* **ABOUT THIS EXERCISE**
Please print each record below exactly as it is written.

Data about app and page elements
========================================================================
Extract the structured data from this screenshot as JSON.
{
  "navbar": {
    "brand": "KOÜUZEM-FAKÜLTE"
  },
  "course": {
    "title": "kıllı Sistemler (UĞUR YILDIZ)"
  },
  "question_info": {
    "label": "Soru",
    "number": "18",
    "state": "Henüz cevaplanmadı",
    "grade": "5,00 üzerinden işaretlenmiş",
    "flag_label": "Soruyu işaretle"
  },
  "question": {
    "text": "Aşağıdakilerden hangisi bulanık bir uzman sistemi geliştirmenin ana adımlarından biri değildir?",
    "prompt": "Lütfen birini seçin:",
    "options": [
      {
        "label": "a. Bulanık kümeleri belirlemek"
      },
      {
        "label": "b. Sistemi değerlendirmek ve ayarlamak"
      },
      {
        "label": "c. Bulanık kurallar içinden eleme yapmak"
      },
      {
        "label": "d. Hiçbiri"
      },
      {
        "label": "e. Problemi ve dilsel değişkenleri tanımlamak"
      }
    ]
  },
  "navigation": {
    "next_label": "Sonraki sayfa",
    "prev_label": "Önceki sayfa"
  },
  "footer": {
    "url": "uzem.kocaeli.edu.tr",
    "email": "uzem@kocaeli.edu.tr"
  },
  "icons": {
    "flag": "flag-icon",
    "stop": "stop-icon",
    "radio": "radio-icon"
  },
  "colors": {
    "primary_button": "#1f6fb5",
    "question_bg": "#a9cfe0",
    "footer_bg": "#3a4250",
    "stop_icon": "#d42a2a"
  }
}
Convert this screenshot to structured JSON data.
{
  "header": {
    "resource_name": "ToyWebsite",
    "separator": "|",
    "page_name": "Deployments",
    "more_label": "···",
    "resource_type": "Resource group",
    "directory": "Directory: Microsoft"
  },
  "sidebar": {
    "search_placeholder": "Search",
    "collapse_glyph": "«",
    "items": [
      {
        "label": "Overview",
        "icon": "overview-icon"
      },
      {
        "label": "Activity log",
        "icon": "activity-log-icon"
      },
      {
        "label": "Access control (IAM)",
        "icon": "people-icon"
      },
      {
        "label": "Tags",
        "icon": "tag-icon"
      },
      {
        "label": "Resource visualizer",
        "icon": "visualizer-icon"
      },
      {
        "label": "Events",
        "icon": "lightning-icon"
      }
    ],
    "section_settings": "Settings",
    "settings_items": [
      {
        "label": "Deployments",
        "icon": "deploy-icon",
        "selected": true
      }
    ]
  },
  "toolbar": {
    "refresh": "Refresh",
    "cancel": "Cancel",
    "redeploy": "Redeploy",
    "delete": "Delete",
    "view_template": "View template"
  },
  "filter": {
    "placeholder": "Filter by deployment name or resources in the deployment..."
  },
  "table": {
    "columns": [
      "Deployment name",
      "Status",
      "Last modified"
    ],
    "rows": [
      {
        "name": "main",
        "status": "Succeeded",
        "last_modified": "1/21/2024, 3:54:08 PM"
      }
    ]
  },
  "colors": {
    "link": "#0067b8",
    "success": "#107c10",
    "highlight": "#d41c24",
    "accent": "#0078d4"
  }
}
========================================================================
* **ANSWER TO THE PROBLEM**
Extract the structured data from this screenshot as JSON.
{
  "navbar": {
    "brand": "KOÜUZEM-FAKÜLTE"
  },
  "course": {
    "title": "kıllı Sistemler (UĞUR YILDIZ)"
  },
  "question_info": {
    "label": "Soru",
    "number": "18",
    "state": "Henüz cevaplanmadı",
    "grade": "5,00 üzerinden işaretlenmiş",
    "flag_label": "Soruyu işaretle"
  },
  "question": {
    "text": "Aşağıdakilerden hangisi bulanık bir uzman sistemi geliştirmenin ana adımlarından biri değildir?",
    "prompt": "Lütfen birini seçin:",
    "options": [
      {
        "label": "a. Bulanık kümeleri belirlemek"
      },
      {
        "label": "b. Sistemi değerlendirmek ve ayarlamak"
      },
      {
        "label": "c. Bulanık kurallar içinden eleme yapmak"
      },
      {
        "label": "d. Hiçbiri"
      },
      {
        "label": "e. Problemi ve dilsel değişkenleri tanımlamak"
      }
    ]
  },
  "navigation": {
    "next_label": "Sonraki sayfa",
    "prev_label": "Önceki sayfa"
  },
  "footer": {
    "url": "uzem.kocaeli.edu.tr",
    "email": "uzem@kocaeli.edu.tr"
  },
  "icons": {
    "flag": "flag-icon",
    "stop": "stop-icon",
    "radio": "radio-icon"
  },
  "colors": {
    "primary_button": "#1f6fb5",
    "question_bg": "#a9cfe0",
    "footer_bg": "#3a4250",
    "stop_icon": "#d42a2a"
  }
}
Convert this screenshot to structured JSON data.
{
  "header": {
    "resource_name": "ToyWebsite",
    "separator": "|",
    "page_name": "Deployments",
    "more_label": "···",
    "resource_type": "Resource group",
    "directory": "Directory: Microsoft"
  },
  "sidebar": {
    "search_placeholder": "Search",
    "collapse_glyph": "«",
    "items": [
      {
        "label": "Overview",
        "icon": "overview-icon"
      },
      {
        "label": "Activity log",
        "icon": "activity-log-icon"
      },
      {
        "label": "Access control (IAM)",
        "icon": "people-icon"
      },
      {
        "label": "Tags",
        "icon": "tag-icon"
      },
      {
        "label": "Resource visualizer",
        "icon": "visualizer-icon"
      },
      {
        "label": "Events",
        "icon": "lightning-icon"
      }
    ],
    "section_settings": "Settings",
    "settings_items": [
      {
        "label": "Deployments",
        "icon": "deploy-icon",
        "selected": true
      }
    ]
  },
  "toolbar": {
    "refresh": "Refresh",
    "cancel": "Cancel",
    "redeploy": "Redeploy",
    "delete": "Delete",
    "view_template": "View template"
  },
  "filter": {
    "placeholder": "Filter by deployment name or resources in the deployment..."
  },
  "table": {
    "columns": [
      "Deployment name",
      "Status",
      "Last modified"
    ],
    "rows": [
      {
        "name": "main",
        "status": "Succeeded",
        "last_modified": "1/21/2024, 3:54:08 PM"
      }
    ]
  },
  "colors": {
    "link": "#0067b8",
    "success": "#107c10",
    "highlight": "#d41c24",
    "accent": "#0078d4"
  }
}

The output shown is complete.